Monday, July 02, 2007

Load Shedding

So we were asking our supervisor why the electricity keeps going off at our office. It has happening a lot lately, often for 3 or 4 hours at a time, after which we usually go home if it hasn't come back on for that amount of time. The answer he gave was load shedding. Specifically, the fact that our office is in Portmore, which is right next to Kingston, the town where the majority of people who live in Portmore work during the day. In these hot summer months, all those Kingston workers are using a lot of air conditioning and other electrical devices. So in order to accommodate this peak load, they cut off the power to Portmore, assuming that not very many people are in Portmore during the day. The truth is, they're right about the small number of people working in Portmore. But for those of us that do, no electricity really cuts down on the amount of work you can do.


Drum Shop

We recently spent the weekend in Negril because we had won a free trip at Merrill's, a hotel on the beach. The prize was for entering a raffle held by our friends Caitlin and Khaled. We entered the raffle sometime in October 2006, but the prize was still valid in June. Mostly, we just sat around the hotel, swam, and relaxed in the luxurious room that was about as big as our apartment. I did make one trip to into Negril in order to get a drum and some guinneps. I was successful on both counts, eventually.

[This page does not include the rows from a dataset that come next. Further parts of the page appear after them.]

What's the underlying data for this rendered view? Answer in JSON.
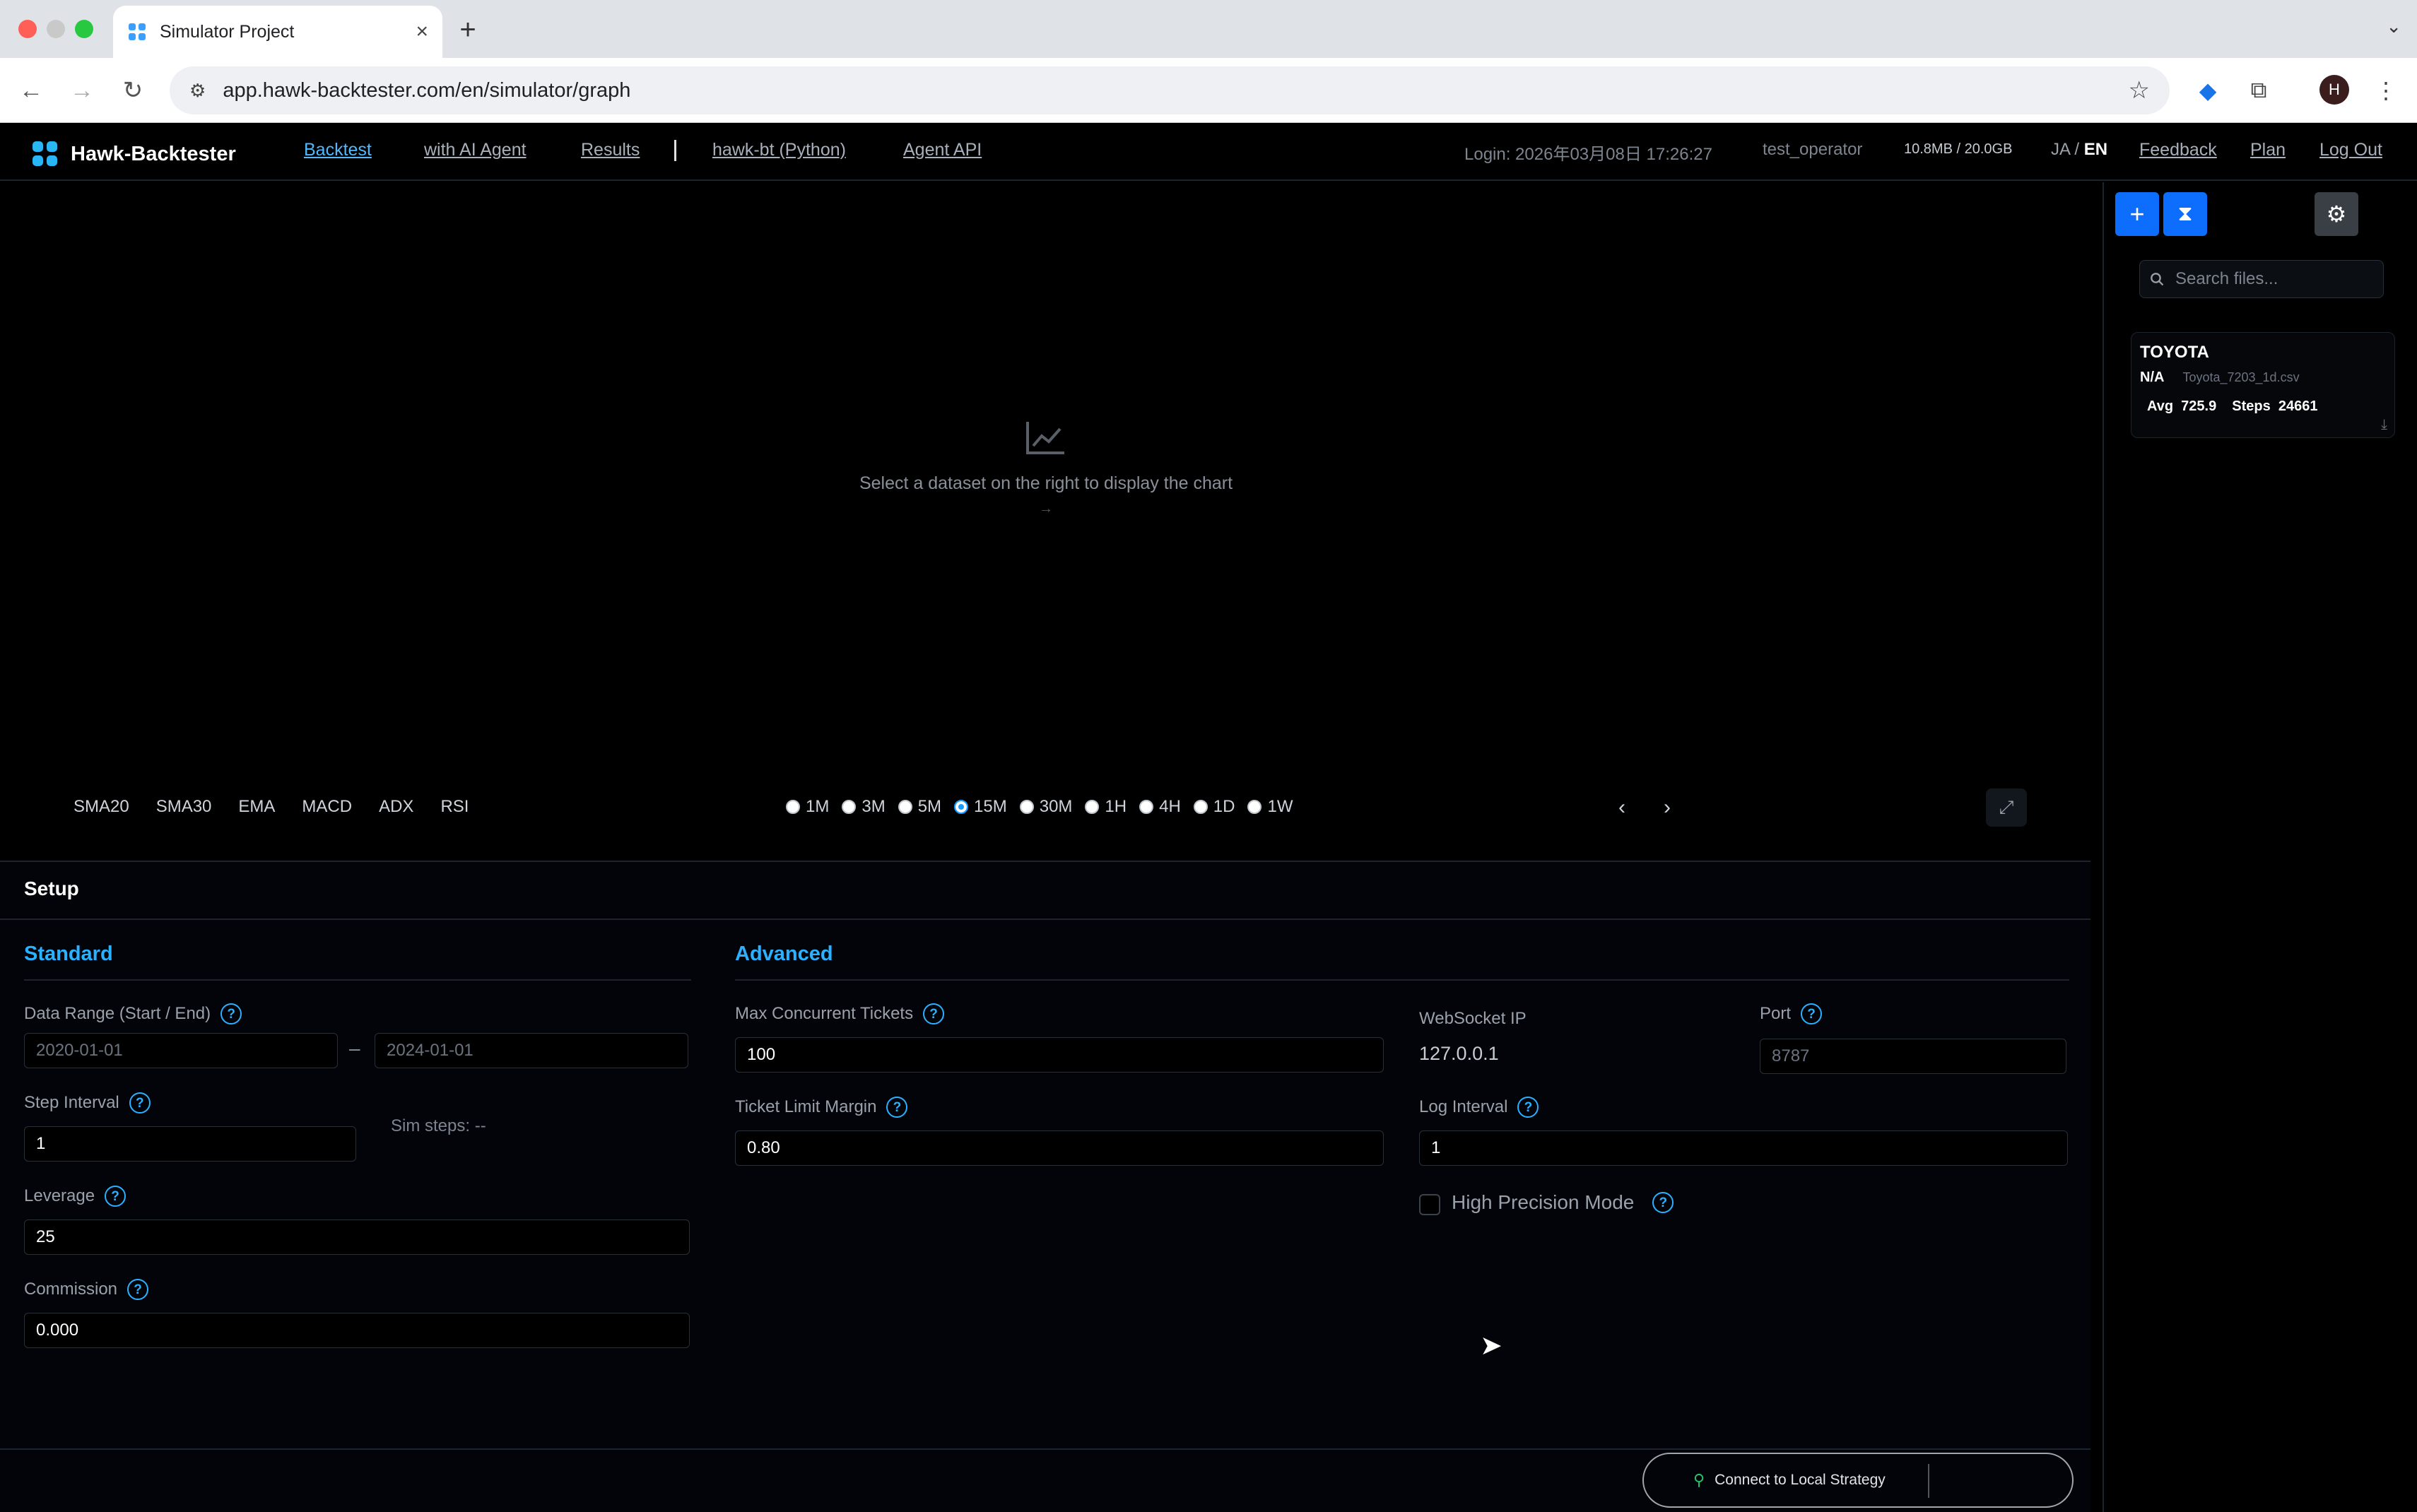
{
  "browser": {
    "tab_title": "Simulator Project",
    "tab_close": "×",
    "new_tab": "+",
    "url": "app.hawk-backtester.com/en/simulator/graph",
    "profile_initial": "H"
  },
  "header": {
    "brand": "Hawk-Backtester",
    "nav": [
      "Backtest",
      "with AI Agent",
      "Results",
      "hawk-bt (Python)",
      "Agent API"
    ],
    "login": "Login: 2026年03月08日 17:26:27",
    "user": "test_operator",
    "storage": "10.8MB / 20.0GB",
    "lang_ja": "JA",
    "lang_sep": "/",
    "lang_en": "EN",
    "feedback": "Feedback",
    "plan": "Plan",
    "logout": "Log Out"
  },
  "chart": {
    "empty_message": "Select a dataset on the right to display the chart",
    "empty_arrow": "→",
    "indicators": [
      "SMA20",
      "SMA30",
      "EMA",
      "MACD",
      "ADX",
      "RSI"
    ],
    "timeframes": [
      "1M",
      "3M",
      "5M",
      "15M",
      "30M",
      "1H",
      "4H",
      "1D",
      "1W"
    ],
    "selected_timeframe": "15M"
  },
  "sidebar": {
    "search_placeholder": "Search files...",
    "dataset": {
      "name": "TOYOTA",
      "status": "N/A",
      "file": "Toyota_7203_1d.csv",
      "avg_label": "Avg",
      "avg_value": "725.9",
      "steps_label": "Steps",
      "steps_value": "24661"
    }
  },
  "setup": {
    "title": "Setup",
    "standard": {
      "heading": "Standard",
      "data_range_label": "Data Range (Start / End)",
      "start_placeholder": "2020-01-01",
      "end_placeholder": "2024-01-01",
      "range_dash": "–",
      "step_interval_label": "Step Interval",
      "step_interval_value": "1",
      "sim_steps": "Sim steps: --",
      "leverage_label": "Leverage",
      "leverage_value": "25",
      "commission_label": "Commission",
      "commission_value": "0.000"
    },
    "advanced": {
      "heading": "Advanced",
      "max_tickets_label": "Max Concurrent Tickets",
      "max_tickets_value": "100",
      "ticket_margin_label": "Ticket Limit Margin",
      "ticket_margin_value": "0.80",
      "websocket_ip_label": "WebSocket IP",
      "websocket_ip_value": "127.0.0.1",
      "port_label": "Port",
      "port_placeholder": "8787",
      "log_interval_label": "Log Interval",
      "log_interval_value": "1",
      "high_precision_label": "High Precision Mode"
    }
  },
  "footer": {
    "connect_label": "Connect to Local Strategy"
  },
  "colors": {
    "accent": "#2ab1ff",
    "primary_button": "#0d6efd",
    "background": "#000000"
  }
}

First, I went to the drum shop, but Lloyd, the Rasta drum maker, was not there. So I asked after him at the cook shop next door. They suggested calling the number written on his sign. So I did. It turned out Lloyd was at lunch, but he told me he would be back soon. So I went down to small fruit vendor area in Negril, which was prety close to the drum shop. I talked to the fruit ladies there, and I was lucky enough to get the last bag of guinep.

Row of Fruit Stands

After talking to the ladies for a while, I went back to the drum shop. But it was still closed. So I went to the cookshop and got some coconut water. They were out of their classic tuna water, but that was OK because I didn't really want to drink tuna water. Eventually, the drum maker returned and we were able to talk for a couple of hours and I chose a drum made of guango wood. Here is Lloyd and his shop. He makes really nice drums under the name Lion Claw out of various woods such as guango, saparilla, and coconut.

Drum Shop and Lloyd, the Drum Maker

Make sure to check Lloyd near the round-a-bout in Negril if you are interested in drumming or want to buy a nice hand drum.